Jason Joyce
June 27, 2011 | Chalk Talk | Jason Joyce

Concerning Wizards and Grapes


     (Sparrows Gate Magic Here Saturday Night)

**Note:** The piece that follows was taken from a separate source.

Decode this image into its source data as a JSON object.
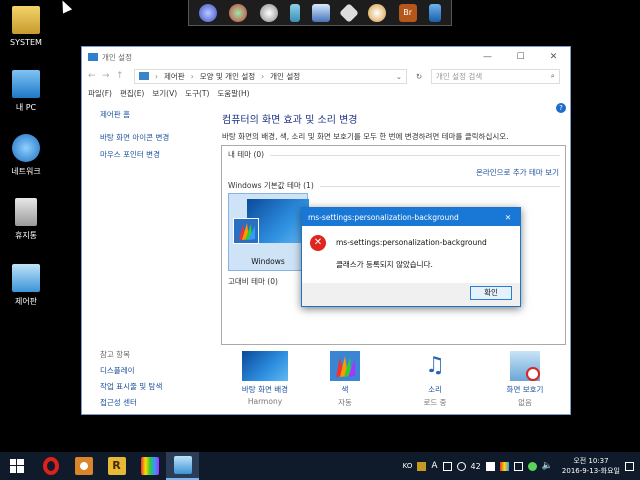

     This time of year, with the visible signs of the vintage making themselves plain as day on the vines, you hear the same question over and over. "So how are your vines coming along, you behind?" This is one of those questions that, (yeah I know, it's just a conversation starter really), I never really know how to answer. Much like when I'm asked by tasters, "What's YOUR favorite wine of all these?” Maybe it's just my science background, but the rules of physics prevent me from answering. How does one come to a static conclusion dealing with such dynamic qualities? My favorite wine is the one that tastes the best. The problem exists that what tastes best is dependent upon parameters outside of the winemaker's or even the wine itself’s control. Not to get too 60's here, but wine is in the class of things that are completely influenced by set and setting.
      This all applies to the timing of the vintage. On one hand you have an entire line of thought on the importance of vintage and how the yearly variance of wine corresponds with the unique environmental elements that produced it. Then you have the question of late or early, as if vintage was something to be avoided. I think there is the constant disconnect between the agrarian ideal that attracts people to wine, and the agrarian reality that one must comprehend to make wine. There are no concrete forms when it comes to farming, only chalky outlines meant to be blurred or redrawn on the fly.  In all honesty, I think Gandalf the Grey said it best.  I'll spare you my divulgence into the history of Wizards as propagated by the Druidic cultures of Northen Europe and their ritualistic role in the ensuring of successful harvests.  But an important note to take from that little clip is that definitive bold proclamations made about wine should always be followed by laughter.  Anyone who produces an air of stern seriousness when discussing wine is a fool. 
      Sure this does not really apply to large wine factories that impose modern economic models of supply and demand upon our cherished little beverage. In that world, early and late begin to exist in some context that needs to be obeyed. But the goal of Calcareous, the reason for our existence actually, is an attempt to escape that context. To exist and create in a space where the only concerns are quality, honesty, and inviting others to share our wine and escape as well.  So don't fret about early or late harvests in 2011, just know that the 2011 vintage will exist.  And it will be exactly as good as it is meant to be.


Commenting has been turned off.